This morning was a baking day. The warm sun has gone back to the South of France for a while leaving us with normal temperatures for March, a cool wind and an overcast sky. Ian had weighed the flour out for the batch of bread last night and it was all lined up on the worktop.
I put my apron on, turned on the radio and began the deliciously slow process of making bread, interspersed with the not so slow process of making lemon cake for the holiday cottage visitors arriving this afternoon. We have a leaven going for sourdough but this bread was the batch baking which produces six loaves, one for today and five for the freezer, which will keep us in home made bread for the week.

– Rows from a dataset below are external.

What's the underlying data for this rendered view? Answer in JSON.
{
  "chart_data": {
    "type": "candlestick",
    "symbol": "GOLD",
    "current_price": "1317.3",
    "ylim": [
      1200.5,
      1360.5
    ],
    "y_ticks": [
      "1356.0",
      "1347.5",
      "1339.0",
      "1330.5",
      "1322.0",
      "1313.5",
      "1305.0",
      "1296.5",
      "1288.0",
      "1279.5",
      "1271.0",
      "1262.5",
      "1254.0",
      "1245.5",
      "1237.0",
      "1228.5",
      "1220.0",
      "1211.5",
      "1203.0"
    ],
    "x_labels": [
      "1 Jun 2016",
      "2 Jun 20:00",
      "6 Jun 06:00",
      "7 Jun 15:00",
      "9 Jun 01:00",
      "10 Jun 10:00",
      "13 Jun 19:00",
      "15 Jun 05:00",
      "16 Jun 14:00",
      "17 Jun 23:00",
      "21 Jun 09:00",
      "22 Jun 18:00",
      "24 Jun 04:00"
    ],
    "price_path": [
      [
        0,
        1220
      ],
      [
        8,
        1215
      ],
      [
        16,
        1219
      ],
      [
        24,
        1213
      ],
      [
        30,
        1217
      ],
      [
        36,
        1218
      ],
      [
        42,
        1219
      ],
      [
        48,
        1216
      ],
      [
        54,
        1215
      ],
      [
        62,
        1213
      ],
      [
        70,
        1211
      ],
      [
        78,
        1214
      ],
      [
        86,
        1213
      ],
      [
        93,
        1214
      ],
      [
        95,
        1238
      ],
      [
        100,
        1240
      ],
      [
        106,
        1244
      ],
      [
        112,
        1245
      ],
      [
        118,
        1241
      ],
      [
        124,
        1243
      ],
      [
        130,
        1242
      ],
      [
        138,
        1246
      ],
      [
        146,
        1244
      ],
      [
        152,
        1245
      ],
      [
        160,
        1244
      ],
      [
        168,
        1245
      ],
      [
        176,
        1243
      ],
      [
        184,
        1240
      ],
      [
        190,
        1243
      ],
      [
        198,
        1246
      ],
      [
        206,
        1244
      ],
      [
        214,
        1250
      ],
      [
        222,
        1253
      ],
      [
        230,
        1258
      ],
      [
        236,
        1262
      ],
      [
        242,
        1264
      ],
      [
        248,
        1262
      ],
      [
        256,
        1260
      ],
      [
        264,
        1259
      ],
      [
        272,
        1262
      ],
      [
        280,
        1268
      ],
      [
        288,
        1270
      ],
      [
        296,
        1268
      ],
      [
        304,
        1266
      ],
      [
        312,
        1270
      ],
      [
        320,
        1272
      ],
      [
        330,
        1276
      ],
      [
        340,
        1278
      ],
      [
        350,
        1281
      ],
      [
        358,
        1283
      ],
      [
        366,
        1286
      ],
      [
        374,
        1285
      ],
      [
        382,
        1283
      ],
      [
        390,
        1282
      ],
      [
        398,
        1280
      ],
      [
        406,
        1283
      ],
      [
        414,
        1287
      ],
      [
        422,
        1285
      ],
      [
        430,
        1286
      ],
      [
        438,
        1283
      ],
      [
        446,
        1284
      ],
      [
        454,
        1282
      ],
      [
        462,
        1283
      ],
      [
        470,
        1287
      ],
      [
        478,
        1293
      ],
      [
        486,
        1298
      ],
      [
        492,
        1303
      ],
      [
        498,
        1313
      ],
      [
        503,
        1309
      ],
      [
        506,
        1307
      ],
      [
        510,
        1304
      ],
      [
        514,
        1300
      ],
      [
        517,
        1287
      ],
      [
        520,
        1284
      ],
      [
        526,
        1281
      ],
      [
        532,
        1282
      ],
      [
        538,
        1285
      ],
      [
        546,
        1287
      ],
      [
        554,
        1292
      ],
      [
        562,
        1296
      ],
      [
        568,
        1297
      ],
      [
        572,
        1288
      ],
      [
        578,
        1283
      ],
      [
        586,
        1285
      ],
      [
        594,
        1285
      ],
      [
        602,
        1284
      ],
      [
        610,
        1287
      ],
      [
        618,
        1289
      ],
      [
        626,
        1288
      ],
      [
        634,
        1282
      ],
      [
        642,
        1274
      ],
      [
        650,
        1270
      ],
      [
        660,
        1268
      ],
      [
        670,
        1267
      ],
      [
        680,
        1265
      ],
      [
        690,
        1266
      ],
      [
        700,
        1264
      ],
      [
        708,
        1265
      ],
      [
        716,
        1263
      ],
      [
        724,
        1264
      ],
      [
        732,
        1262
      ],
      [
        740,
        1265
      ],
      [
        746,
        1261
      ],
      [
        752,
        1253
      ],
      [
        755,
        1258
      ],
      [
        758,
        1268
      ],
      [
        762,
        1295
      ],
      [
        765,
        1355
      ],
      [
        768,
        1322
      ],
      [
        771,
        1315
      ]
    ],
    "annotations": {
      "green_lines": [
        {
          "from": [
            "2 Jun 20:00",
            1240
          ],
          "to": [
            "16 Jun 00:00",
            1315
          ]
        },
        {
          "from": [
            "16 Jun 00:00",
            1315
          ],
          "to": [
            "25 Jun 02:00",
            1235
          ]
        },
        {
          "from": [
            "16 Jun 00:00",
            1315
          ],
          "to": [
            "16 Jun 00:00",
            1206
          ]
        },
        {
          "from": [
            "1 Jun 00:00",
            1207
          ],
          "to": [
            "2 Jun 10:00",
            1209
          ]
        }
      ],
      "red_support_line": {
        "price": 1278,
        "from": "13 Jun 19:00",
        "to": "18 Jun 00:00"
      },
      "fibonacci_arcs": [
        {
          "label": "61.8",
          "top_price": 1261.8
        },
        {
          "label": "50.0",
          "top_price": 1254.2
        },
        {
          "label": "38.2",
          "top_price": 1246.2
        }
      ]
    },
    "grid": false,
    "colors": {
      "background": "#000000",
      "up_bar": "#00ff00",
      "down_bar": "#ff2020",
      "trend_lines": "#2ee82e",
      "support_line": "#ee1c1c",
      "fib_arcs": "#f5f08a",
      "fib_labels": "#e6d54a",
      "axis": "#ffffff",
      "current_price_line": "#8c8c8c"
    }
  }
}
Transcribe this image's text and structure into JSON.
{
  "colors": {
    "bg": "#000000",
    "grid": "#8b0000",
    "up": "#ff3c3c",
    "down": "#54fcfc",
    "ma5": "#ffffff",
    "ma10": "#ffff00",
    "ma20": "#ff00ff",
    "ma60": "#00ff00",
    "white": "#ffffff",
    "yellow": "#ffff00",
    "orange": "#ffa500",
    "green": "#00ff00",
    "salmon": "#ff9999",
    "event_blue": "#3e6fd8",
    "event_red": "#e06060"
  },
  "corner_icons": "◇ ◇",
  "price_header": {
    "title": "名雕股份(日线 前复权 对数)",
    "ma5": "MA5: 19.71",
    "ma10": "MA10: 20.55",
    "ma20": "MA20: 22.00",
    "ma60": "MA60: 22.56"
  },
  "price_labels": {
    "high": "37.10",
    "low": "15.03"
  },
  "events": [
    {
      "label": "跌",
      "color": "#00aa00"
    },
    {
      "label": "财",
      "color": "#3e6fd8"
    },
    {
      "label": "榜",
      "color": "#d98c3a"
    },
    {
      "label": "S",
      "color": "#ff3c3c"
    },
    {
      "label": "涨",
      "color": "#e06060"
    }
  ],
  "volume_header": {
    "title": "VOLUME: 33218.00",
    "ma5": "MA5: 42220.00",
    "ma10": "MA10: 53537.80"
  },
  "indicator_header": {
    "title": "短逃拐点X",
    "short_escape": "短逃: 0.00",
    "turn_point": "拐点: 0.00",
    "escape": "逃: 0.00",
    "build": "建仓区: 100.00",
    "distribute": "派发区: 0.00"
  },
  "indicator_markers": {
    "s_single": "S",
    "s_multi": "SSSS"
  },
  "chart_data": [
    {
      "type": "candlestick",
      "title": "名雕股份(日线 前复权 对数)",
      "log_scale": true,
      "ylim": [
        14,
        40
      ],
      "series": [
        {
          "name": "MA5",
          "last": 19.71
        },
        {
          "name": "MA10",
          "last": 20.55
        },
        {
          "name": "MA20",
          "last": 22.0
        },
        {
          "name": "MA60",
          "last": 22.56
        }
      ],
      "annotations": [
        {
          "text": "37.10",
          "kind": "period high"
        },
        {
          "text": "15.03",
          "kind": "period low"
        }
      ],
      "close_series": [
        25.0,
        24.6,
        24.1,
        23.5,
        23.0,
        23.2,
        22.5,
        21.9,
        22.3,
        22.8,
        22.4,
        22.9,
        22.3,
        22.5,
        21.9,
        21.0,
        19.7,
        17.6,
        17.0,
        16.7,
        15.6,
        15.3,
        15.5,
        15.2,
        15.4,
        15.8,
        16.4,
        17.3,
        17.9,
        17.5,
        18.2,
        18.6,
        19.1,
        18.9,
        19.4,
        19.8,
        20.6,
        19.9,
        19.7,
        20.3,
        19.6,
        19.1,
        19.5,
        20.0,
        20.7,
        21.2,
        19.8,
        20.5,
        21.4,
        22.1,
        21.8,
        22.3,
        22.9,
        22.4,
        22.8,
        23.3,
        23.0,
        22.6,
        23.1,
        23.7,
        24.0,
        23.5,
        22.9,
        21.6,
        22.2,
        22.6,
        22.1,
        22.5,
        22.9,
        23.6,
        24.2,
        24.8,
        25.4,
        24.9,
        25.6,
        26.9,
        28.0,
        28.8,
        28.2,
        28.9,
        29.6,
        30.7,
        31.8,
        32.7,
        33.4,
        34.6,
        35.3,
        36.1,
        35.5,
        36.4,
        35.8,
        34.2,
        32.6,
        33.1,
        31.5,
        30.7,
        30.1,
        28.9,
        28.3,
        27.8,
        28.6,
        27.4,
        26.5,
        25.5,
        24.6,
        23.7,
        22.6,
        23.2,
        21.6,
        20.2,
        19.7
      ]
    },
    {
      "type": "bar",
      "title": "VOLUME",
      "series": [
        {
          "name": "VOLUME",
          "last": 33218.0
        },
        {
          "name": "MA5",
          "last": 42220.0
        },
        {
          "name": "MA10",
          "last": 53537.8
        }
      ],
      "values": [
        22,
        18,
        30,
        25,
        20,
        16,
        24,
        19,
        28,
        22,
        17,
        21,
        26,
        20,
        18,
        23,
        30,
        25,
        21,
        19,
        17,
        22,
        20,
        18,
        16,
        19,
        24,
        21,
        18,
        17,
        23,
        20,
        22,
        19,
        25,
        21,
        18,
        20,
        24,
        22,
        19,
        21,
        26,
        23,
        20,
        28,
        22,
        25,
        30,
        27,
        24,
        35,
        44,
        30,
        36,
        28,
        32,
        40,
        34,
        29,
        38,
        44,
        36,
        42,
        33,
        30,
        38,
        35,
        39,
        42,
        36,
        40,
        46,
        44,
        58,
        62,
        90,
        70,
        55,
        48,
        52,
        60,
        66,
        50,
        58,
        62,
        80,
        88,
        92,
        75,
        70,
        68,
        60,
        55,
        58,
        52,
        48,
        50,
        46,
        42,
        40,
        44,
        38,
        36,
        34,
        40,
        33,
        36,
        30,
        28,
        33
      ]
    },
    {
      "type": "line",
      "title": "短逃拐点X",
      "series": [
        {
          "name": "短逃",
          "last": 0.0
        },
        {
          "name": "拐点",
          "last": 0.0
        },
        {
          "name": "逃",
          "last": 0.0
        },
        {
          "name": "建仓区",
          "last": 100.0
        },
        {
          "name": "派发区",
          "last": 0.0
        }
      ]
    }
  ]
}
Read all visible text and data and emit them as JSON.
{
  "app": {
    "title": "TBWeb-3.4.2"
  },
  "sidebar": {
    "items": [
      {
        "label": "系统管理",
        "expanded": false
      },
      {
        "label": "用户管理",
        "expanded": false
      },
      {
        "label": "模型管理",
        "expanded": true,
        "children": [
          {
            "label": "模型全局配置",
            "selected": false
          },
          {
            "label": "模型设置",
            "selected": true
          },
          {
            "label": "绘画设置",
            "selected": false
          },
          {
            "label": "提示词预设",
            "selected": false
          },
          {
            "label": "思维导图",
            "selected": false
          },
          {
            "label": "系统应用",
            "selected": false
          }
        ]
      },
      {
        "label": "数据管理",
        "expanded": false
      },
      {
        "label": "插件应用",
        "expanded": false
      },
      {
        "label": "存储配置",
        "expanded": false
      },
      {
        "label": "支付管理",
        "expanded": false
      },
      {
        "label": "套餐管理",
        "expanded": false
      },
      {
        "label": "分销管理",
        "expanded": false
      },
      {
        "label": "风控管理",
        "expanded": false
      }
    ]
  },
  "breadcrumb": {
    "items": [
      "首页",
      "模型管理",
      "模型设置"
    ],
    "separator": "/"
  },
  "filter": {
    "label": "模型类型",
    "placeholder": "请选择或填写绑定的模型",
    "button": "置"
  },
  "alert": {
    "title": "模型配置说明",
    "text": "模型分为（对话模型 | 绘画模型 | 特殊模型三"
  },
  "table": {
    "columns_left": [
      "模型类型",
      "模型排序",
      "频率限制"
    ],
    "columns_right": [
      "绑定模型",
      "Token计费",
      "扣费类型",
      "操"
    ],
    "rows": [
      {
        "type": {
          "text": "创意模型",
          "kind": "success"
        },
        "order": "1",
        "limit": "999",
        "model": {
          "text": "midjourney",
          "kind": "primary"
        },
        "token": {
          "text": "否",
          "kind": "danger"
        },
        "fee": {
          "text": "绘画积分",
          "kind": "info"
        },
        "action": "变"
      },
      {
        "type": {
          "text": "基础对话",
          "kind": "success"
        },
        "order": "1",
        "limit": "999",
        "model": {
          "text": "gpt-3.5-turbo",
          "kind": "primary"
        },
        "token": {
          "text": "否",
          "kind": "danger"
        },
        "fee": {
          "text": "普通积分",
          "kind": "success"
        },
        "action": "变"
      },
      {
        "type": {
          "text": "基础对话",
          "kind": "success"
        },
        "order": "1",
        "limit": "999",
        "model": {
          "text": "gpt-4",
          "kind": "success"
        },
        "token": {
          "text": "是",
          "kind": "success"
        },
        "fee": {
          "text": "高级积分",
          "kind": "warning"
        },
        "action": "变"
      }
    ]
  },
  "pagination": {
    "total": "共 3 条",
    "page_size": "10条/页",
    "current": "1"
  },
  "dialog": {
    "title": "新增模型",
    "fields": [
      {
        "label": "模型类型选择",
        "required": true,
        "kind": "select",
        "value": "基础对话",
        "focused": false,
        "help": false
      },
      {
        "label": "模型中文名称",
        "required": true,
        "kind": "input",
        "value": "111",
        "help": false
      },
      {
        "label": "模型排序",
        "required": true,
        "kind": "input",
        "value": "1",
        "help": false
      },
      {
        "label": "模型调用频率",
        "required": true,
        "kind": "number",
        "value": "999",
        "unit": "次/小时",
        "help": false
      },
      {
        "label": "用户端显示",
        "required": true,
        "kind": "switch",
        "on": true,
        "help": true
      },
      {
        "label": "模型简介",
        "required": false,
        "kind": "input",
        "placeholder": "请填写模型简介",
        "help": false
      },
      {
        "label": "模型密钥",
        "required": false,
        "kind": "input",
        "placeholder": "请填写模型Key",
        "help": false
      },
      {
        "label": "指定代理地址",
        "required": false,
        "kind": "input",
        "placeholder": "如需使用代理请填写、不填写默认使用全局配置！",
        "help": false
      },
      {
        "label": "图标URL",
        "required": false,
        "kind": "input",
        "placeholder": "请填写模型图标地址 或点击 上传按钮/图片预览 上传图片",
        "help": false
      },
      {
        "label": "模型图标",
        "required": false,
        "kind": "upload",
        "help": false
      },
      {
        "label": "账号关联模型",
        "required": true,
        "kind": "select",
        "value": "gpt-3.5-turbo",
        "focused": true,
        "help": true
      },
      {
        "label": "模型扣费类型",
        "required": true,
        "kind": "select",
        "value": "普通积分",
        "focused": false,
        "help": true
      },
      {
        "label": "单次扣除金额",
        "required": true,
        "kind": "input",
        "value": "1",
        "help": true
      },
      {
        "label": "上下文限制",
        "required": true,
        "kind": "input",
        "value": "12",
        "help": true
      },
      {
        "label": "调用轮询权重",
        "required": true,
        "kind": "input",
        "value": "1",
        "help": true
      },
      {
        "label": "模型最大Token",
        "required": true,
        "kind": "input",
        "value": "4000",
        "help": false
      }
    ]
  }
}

The mixer chuntered away to itself, the dough hook taking the hard work out of kneading, while I lined tins with greaseproof paper for the lemon cake and grated lemon zest. On the radio, Sandi Toksvig was visiting Iceland which seems to have the most astonishingly full and creative arts scene for such a tiny population.
The dough went into its bowls to rise and I creamed butter and sugar and lemon zest and tried hard not to stick my finger in the mixture. Soon the cakes were in the oven and the kitchen filled with a warm lemony smell. My father in law came in from his daily walk up the drive to our post box. This is one of his particular jobs now, bringing the post down, and he was pleased that he had a parcel for me.
As soon as I saw the French postmark I knew it was from Stephanie at Millefeuilles. If you haven't visited her blog, do go and read. The word "delight" is an overused one I think and so it is a word that I use rarely but Stephanie's blog is a delight: sensitive, erudite, amusing and intensely feminine. And I had won her giveaway and this was it!
I loved the beautiful card and the wrapping paper even before I had opened the parcel.
Inside an English translation of Charles Perrault's Complete Fairy Tales and
the tale of Peau d'ane (in French, let's hope my French comes back to me!) exquisitely illustrated by Miss Clara. It is delicately beautiful, each illustration a work of art in itself.
Thank you so much Stephanie. I have promised myself that I will try to read it in French first before any sneaky cheating with the translation. The last of these pictures with the girl in the fabulous dress sitting in the turkey shed makes me smile every time I look at it. We are having some French visitors to stay in May as part of the twinning arrangements between our local town and a small French town in Brittany. Bravely or foolishly, we have yet to find out, we have agreed to host a couple who have very little English so how timely to have some French to read. I wonder what kind of conversations we will have if all of my recent French has come from reading fairy tales?
Carefully setting my new treasures aside I went back to baking. The bread was on its second rising in its tins and the lemon cake went in and came out of the oven.
What a good morning.